Ed Perkins on Travel
9:30 AM EDT, September 30, 2013
With a nod to Wee Willie Keeler ("hit 'em where they ain't"), if you're looking for a quick year-end vacation, your best bets are places where business is seasonally soft. And that gives you some important options:
BEACH DESTINATIONS. Typically, the fourth quarter of the year is the slowest in United States, Caribbean, Central American and Mexican beach destinations. Instead of vacationing, many Americans are preoccupied with holiday planning and shopping, and schools are still in session. As I'm writing this, for example, one big resort in Cancun is pitching a "sale" rate of $249 per person for a five-night all-inclusive stay. The best deals are pre-holiday; once the pre-Christmas weekend rolls around, you see fewer deep discounts. And the slow season can suddenly turn very high: Typically, the Christmas-New Year period is the busiest week of the year in Hawaii.
CRUISES. The cruise business pretty much parallels the beach pattern. One cruise website is pitching an early-December departure for a five-day Caribbean cruise starting at $199 per person, with promised "upgrades." That's less than half the rate after the end of the slow season. These deals come and go quickly, but they can be really great. As with beach destinations, rates for departures during the mid-holiday period between December 21 and January 2 are a lot higher.

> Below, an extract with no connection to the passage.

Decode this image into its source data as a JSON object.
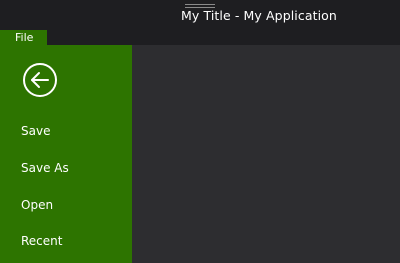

MOUNTAIN DESTINATIONS. The fourth quarter is also slow for mountain resorts. In most, it's after the summer peak but before they get enough snow for winter sports. Mid-December rates in Aspen, for example, are less than half the typical rates in mid-January. The main problem is that you don't find much going on at this time of the year, although enterprising destinations are trying to cultivate off-season events and activities to help extend their seasons.
CHILD-CENTRIC DESTINATIONS. Periods when school is in session are obviously the best times to visit the several Disney complexes and other theme destinations keyed to kids. According to data posted by Disney, the weeks between Thanksgiving and the Christmas/New Year weeks are among the lowest of the year, with "moderate" resorts averaging a tad more than $190 per night. The end of the quarter, however, is not the absolute bottom season: Rates are a tad lower in early January. But rates rise dramatically for the holiday week starting December 21 and again for spring break times.
BIG CITIES. Business travel tends to wind down during December, and it often doesn't pick up for several weeks after the holidays. As a result, business-oriented hotels often slash rates or offer promotional packages. For the holiday period, the website NYC Tourist (nyctourist.com) posts a bunch of holiday week rates that are roughly half high-season rates. Check, too, for holiday event hotel packages. In Chicago, several hotels are offering packages for the many seasonal "Nutcracker" performances by the Joffrey Ballet. The slow season can extend a few weeks after the holidays, too. But that holiday lull isn't universal. According to Hotwire's "TripStarter" data, you'll find the year's lowest rates in most big U.S. cities in January and mid-February, not December.
Finding your deal. Once you decide where you want to go, you have several ways to find the best promotions:
-- Check with one or two of the big online travel agencies for specials and promotions.
-- Log onto the official visitor website for the area you've chosen, where you'll usually see a list of promotional deals.
-- For hotel accommodations, consider placing a really low hotel bid through Priceline or finding a big discount on Hotwire.
-- Consider a vacation rental.
-- Check a few of the "flash" sale websites for deals.
Airfares are apt to be your biggest challenge, and here you'll find no consistent patterns. Again, Hotwire's TripStarter is probably the best place to start looking for seasonal patterns, but you can never outguess possible last-minute sales. Just cast as wide a web as you can for airfare information and pounce when you see something that fits.
(Send e-mail to Ed Perkins at eperkins(at)mind.net. Perkins' new book for small business and independent professionals, "Business Travel When It's Your Money," is now available through http://www.mybusinesstravel.com or http://www.amazon.com)
Copyright © 2014, Tribune Media Services